Prompt: Search the material for the word "filter" and report each line where it turns up.

Data for this task:

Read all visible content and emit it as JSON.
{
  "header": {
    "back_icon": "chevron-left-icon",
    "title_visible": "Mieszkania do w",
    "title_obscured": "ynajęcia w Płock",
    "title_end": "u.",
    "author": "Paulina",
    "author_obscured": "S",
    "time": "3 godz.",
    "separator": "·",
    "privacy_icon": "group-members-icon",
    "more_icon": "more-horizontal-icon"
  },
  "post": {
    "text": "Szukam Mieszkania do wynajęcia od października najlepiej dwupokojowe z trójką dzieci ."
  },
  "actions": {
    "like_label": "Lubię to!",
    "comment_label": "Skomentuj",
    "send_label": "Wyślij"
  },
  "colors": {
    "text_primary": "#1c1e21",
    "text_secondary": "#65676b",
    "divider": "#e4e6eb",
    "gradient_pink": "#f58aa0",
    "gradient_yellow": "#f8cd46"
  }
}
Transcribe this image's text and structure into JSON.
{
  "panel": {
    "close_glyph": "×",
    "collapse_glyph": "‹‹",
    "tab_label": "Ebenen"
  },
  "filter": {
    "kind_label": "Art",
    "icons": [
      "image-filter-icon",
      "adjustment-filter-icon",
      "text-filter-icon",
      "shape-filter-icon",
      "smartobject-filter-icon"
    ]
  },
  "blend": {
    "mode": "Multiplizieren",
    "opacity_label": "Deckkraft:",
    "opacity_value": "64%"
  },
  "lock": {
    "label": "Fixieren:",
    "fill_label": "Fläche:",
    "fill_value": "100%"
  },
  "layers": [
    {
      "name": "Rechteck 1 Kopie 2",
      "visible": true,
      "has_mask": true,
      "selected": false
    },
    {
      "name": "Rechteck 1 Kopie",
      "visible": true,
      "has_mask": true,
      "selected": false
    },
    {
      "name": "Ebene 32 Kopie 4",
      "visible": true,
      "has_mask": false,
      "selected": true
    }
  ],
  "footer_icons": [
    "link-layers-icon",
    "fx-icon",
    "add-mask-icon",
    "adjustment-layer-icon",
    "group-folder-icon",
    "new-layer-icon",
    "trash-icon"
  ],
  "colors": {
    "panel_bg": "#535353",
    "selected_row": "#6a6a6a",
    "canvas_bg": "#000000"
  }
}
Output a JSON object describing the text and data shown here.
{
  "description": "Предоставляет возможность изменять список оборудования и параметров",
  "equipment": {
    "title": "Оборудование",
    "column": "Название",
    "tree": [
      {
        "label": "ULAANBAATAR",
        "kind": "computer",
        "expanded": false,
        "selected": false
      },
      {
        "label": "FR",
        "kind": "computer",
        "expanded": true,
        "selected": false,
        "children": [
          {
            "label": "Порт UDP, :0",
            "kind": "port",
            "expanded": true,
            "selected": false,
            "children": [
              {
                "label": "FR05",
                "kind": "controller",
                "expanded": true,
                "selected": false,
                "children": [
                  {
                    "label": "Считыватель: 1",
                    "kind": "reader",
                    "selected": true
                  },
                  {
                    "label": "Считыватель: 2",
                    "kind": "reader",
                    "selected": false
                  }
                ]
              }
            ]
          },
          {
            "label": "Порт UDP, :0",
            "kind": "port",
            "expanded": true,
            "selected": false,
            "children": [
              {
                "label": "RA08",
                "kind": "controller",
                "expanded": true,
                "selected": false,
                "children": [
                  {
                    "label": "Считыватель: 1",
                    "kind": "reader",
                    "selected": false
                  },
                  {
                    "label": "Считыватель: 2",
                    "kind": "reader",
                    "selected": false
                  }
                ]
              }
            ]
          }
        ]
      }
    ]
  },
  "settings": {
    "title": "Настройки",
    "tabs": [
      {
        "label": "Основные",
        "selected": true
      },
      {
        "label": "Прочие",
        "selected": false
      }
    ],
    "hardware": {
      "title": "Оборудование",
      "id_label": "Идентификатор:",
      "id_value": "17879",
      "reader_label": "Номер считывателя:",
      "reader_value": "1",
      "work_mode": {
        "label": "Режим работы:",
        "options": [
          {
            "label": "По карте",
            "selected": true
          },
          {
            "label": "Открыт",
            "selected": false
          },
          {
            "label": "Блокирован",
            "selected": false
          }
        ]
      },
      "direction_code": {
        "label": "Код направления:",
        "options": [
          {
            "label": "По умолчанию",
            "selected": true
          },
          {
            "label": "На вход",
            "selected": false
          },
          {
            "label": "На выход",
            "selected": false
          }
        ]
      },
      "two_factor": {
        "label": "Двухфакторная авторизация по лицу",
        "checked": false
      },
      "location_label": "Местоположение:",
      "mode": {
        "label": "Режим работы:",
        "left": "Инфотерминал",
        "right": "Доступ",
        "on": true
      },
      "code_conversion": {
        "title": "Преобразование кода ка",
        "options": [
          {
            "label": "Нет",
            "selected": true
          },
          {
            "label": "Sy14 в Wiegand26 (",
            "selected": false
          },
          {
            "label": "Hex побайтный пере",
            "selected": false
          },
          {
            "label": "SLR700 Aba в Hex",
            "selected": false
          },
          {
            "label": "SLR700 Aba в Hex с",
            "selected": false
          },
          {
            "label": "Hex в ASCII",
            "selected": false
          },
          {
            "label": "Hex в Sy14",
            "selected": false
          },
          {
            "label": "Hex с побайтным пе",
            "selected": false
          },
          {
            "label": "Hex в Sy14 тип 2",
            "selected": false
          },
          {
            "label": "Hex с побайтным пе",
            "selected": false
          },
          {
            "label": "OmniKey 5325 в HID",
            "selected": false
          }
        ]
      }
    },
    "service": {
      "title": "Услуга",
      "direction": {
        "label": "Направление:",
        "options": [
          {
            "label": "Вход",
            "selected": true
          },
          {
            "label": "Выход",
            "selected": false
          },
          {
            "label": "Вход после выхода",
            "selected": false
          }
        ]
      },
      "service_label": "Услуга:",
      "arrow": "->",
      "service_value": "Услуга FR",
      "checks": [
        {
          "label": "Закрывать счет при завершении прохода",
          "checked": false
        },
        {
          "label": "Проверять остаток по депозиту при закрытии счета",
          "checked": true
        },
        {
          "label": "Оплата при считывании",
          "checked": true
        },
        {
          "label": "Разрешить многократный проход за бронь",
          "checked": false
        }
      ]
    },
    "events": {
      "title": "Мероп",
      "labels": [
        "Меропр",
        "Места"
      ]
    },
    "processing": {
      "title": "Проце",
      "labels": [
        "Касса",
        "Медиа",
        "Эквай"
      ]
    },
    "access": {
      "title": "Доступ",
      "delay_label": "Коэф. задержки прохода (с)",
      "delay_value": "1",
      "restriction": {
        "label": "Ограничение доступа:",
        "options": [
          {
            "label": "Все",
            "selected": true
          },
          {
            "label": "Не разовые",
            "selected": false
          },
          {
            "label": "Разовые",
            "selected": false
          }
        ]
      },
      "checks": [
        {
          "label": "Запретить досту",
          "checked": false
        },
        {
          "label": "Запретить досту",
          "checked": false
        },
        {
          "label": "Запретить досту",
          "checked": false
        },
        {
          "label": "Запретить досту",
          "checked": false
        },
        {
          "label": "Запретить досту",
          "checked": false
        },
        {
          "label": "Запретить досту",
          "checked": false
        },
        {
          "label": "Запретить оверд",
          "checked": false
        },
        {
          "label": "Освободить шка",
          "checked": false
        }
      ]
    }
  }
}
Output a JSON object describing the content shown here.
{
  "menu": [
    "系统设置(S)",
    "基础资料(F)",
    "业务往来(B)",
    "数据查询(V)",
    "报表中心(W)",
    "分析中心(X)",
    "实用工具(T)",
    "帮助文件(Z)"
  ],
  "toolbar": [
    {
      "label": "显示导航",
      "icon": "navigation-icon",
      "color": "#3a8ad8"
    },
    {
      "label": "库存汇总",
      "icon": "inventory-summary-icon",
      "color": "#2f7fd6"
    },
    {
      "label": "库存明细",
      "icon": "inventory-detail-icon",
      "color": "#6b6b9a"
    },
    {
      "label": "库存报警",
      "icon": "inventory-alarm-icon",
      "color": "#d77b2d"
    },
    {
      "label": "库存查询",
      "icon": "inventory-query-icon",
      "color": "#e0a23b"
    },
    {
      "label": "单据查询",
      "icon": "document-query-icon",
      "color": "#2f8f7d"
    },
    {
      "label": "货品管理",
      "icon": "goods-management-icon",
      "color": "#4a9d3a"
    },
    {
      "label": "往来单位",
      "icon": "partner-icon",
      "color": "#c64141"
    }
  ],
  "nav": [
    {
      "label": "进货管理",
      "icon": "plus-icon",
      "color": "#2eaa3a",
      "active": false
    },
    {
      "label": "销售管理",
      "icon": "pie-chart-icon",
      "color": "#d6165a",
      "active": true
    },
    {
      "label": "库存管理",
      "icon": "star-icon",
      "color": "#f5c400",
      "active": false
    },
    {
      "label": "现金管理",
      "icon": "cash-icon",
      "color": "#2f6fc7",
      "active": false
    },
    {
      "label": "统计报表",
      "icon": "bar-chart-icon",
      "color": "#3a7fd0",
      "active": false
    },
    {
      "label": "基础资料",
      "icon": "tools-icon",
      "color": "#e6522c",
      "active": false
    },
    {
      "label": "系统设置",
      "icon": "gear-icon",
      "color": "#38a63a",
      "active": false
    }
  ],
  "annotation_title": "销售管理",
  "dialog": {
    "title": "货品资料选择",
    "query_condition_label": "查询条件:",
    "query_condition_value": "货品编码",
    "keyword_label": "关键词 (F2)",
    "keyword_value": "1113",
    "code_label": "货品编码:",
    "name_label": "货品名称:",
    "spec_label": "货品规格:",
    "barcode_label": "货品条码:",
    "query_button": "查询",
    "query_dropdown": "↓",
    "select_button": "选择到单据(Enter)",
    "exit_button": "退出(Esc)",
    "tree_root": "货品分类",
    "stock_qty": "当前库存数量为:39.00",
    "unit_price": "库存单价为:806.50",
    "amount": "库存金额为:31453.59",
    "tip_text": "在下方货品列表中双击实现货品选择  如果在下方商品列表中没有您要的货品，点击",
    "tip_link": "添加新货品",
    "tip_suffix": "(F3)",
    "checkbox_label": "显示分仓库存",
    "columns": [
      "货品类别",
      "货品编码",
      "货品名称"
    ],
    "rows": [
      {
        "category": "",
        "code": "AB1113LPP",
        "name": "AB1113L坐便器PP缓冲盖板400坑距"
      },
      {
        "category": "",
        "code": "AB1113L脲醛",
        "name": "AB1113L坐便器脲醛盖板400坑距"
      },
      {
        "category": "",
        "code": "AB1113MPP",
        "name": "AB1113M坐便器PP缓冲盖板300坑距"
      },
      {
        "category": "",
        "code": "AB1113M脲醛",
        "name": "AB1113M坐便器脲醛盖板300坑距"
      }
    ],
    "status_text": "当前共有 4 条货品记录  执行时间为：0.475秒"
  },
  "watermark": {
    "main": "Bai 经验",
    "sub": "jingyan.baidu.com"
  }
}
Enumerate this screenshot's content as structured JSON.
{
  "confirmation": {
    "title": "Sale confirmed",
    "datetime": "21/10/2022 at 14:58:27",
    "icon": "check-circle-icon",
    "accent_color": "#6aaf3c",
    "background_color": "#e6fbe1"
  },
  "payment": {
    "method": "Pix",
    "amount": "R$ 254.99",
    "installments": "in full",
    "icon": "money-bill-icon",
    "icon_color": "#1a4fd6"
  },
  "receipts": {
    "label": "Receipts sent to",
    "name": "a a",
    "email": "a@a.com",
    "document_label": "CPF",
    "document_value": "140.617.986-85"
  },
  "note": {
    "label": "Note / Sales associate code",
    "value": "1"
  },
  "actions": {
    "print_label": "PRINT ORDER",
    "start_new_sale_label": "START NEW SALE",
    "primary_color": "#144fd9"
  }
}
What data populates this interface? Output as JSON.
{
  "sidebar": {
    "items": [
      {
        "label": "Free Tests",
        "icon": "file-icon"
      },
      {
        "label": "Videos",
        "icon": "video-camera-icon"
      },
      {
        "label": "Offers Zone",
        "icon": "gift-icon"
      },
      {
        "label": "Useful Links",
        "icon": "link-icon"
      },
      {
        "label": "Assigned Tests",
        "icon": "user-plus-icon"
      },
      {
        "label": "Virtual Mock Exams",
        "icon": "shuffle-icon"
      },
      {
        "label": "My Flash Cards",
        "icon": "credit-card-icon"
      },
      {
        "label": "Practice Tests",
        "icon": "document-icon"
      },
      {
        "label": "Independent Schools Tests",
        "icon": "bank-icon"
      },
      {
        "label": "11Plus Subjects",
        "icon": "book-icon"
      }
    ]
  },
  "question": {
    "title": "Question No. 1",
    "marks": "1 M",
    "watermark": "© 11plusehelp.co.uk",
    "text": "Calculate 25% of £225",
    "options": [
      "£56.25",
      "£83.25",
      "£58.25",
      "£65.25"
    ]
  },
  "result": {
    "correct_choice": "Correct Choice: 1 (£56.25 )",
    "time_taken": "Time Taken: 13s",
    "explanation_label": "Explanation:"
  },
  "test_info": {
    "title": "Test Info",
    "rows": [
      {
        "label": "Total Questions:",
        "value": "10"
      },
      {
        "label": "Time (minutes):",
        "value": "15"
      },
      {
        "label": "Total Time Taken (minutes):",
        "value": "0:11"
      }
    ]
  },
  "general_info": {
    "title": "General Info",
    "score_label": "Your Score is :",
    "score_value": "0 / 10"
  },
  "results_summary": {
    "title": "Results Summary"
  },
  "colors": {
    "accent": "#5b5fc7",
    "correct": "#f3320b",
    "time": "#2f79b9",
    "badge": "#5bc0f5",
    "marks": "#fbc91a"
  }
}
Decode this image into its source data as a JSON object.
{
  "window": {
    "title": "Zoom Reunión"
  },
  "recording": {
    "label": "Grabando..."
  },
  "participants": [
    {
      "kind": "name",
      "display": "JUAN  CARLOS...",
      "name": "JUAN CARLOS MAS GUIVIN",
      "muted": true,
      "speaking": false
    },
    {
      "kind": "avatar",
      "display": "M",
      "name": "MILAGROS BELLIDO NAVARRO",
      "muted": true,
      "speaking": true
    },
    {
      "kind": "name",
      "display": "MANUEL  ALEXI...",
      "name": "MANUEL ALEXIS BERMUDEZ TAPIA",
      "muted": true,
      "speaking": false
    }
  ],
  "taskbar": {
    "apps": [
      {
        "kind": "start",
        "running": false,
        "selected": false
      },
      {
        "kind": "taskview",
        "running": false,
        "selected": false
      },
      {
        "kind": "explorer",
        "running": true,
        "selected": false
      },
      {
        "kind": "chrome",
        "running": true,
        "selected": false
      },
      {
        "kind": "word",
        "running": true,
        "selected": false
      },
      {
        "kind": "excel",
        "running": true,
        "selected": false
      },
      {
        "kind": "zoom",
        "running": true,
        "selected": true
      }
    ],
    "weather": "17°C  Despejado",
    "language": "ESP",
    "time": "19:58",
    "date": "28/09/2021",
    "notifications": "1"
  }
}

Exercise answer:
  "filter": {
      "image-filter-icon",
      "adjustment-filter-icon",
      "text-filter-icon",
      "shape-filter-icon",
      "smartobject-filter-icon"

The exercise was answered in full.